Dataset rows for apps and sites
*** Begin section ***

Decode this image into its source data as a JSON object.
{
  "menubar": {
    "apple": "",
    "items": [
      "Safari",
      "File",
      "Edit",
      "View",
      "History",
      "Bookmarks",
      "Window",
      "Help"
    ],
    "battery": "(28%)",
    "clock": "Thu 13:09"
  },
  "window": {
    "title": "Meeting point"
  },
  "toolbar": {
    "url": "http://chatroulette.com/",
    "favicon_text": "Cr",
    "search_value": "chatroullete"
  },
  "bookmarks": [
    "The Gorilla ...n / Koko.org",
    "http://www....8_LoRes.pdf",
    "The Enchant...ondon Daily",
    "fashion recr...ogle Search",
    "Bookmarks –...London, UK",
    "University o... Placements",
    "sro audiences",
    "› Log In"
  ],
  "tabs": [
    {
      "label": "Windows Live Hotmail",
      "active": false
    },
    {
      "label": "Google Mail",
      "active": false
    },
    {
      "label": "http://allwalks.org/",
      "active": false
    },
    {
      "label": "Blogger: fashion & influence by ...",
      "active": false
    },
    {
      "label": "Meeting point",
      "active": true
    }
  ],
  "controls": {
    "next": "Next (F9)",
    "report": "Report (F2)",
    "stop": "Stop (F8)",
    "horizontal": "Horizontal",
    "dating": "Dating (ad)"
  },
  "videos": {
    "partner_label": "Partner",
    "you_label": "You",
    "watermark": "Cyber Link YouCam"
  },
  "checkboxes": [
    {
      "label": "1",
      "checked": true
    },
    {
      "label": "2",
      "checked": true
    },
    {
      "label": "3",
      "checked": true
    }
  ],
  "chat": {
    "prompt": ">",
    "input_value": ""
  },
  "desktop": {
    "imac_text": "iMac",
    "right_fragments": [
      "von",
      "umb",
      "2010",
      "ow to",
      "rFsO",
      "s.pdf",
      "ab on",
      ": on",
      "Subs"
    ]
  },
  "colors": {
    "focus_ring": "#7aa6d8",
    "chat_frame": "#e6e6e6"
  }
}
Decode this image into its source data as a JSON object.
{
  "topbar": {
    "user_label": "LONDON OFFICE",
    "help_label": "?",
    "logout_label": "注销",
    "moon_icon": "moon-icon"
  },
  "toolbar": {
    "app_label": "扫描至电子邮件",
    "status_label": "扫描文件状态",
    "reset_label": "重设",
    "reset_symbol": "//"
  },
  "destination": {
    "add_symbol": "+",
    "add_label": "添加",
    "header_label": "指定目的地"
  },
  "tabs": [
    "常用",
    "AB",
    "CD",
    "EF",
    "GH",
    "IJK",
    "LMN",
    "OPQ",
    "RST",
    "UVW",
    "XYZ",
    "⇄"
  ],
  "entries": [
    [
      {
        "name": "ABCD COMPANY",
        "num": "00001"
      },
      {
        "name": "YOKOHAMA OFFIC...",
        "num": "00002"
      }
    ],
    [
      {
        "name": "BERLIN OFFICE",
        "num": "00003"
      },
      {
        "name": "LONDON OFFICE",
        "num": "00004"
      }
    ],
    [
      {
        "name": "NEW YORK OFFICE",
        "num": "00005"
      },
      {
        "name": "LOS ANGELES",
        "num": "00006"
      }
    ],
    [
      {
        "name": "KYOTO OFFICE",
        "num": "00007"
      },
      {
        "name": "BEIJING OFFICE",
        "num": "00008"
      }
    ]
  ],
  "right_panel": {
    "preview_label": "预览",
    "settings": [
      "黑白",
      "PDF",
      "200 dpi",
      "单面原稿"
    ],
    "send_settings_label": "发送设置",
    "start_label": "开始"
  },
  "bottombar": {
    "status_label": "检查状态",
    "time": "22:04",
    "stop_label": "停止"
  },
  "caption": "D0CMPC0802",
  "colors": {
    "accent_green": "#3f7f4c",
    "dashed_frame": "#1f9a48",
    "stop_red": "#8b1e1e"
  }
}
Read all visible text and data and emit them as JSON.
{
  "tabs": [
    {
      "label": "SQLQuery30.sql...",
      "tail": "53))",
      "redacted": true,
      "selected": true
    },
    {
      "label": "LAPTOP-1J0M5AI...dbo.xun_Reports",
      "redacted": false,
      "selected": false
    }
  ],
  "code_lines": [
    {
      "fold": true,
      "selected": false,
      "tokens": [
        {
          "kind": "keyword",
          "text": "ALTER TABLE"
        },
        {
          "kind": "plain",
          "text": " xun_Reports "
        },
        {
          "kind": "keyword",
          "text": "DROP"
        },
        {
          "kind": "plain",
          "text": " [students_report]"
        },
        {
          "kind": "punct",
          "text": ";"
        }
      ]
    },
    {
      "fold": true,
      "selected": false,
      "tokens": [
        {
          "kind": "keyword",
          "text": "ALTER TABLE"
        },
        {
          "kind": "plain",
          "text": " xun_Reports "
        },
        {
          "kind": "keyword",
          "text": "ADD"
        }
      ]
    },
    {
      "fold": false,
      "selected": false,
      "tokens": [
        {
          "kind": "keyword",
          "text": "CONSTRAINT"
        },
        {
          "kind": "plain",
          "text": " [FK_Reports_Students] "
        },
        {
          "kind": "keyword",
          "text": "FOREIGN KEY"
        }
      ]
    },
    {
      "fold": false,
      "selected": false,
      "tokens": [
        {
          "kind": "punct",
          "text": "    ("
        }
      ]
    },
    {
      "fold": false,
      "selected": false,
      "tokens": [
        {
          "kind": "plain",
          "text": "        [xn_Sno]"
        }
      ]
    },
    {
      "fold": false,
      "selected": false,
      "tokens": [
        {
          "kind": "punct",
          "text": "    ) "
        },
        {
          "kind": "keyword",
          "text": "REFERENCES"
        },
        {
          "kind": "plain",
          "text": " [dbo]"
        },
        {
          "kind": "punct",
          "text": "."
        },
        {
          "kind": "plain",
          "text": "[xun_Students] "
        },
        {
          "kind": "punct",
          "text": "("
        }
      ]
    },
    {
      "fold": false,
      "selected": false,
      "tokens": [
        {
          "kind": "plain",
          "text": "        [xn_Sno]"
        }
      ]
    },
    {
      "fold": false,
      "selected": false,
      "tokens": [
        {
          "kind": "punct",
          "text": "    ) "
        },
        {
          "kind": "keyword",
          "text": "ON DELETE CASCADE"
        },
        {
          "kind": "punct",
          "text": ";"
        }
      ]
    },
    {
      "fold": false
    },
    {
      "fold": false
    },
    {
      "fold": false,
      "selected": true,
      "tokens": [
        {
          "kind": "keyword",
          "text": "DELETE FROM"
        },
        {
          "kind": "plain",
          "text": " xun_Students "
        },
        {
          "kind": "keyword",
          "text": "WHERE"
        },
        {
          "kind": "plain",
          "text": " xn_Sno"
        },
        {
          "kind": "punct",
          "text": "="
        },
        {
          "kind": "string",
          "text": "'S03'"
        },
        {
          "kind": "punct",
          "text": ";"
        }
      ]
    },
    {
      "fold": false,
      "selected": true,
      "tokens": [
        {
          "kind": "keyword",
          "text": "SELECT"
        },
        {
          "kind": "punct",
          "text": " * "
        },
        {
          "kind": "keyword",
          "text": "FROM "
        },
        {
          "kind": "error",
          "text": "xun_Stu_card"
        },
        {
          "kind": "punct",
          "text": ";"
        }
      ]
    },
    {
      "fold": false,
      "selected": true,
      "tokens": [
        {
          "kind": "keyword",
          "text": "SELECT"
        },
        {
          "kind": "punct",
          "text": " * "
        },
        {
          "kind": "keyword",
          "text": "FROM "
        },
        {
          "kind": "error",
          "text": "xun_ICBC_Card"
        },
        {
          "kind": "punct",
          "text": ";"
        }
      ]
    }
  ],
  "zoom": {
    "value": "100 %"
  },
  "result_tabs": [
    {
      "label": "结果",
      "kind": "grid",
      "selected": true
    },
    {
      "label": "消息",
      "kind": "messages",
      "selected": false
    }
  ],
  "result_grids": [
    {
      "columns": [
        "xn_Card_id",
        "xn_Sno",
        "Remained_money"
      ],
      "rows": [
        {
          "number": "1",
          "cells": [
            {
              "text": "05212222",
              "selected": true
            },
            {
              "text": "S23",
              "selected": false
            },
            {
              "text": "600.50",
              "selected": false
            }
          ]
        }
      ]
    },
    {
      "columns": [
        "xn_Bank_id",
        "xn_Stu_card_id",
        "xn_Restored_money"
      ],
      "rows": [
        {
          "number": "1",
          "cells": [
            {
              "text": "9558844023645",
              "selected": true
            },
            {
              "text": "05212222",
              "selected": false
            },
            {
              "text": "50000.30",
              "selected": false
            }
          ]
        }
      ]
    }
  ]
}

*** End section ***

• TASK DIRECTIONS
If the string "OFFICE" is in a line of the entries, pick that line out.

• ANSWER SPACE
    "user_label": "LONDON OFFICE",
        "name": "BERLIN OFFICE",
        "name": "LONDON OFFICE",
        "name": "NEW YORK OFFICE",
        "name": "KYOTO OFFICE",
        "name": "BEIJING OFFICE",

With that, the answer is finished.